(Stored entries)
== == ==

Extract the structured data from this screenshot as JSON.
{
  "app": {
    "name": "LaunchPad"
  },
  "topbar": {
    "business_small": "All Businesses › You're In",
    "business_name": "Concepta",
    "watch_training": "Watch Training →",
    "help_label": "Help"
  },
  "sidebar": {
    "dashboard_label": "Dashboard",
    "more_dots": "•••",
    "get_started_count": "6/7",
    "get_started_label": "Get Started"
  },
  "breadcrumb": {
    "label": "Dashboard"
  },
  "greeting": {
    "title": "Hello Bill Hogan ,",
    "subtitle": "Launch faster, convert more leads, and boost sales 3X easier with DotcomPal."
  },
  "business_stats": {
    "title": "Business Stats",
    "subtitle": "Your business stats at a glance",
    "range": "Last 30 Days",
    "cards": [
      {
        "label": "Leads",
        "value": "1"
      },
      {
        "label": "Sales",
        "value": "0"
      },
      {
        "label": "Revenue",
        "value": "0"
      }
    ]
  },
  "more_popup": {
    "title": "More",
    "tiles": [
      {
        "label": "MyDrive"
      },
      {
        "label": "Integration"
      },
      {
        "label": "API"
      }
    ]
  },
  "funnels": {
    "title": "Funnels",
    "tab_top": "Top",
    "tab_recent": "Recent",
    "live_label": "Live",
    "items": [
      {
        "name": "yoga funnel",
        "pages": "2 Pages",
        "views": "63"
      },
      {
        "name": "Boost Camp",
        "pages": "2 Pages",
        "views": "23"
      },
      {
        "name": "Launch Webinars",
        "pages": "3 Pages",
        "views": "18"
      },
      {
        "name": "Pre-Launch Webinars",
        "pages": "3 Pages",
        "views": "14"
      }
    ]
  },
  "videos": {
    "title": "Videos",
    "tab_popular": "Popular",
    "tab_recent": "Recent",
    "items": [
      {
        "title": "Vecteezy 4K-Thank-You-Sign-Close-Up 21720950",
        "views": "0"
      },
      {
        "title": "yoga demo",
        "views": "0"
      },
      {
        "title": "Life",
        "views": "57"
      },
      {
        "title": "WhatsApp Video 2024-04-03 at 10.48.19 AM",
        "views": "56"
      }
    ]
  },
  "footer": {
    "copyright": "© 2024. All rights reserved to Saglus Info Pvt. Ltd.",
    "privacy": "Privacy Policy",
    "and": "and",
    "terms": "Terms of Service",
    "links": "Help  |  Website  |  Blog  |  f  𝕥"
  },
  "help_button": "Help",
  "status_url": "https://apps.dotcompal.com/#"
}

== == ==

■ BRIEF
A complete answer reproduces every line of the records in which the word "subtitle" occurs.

■ OUTPUT FOR THIS TASK
    "subtitle": "Launch faster, convert more leads, and boost sales 3X easier with DotcomPal."
    "subtitle": "Your business stats at a glance",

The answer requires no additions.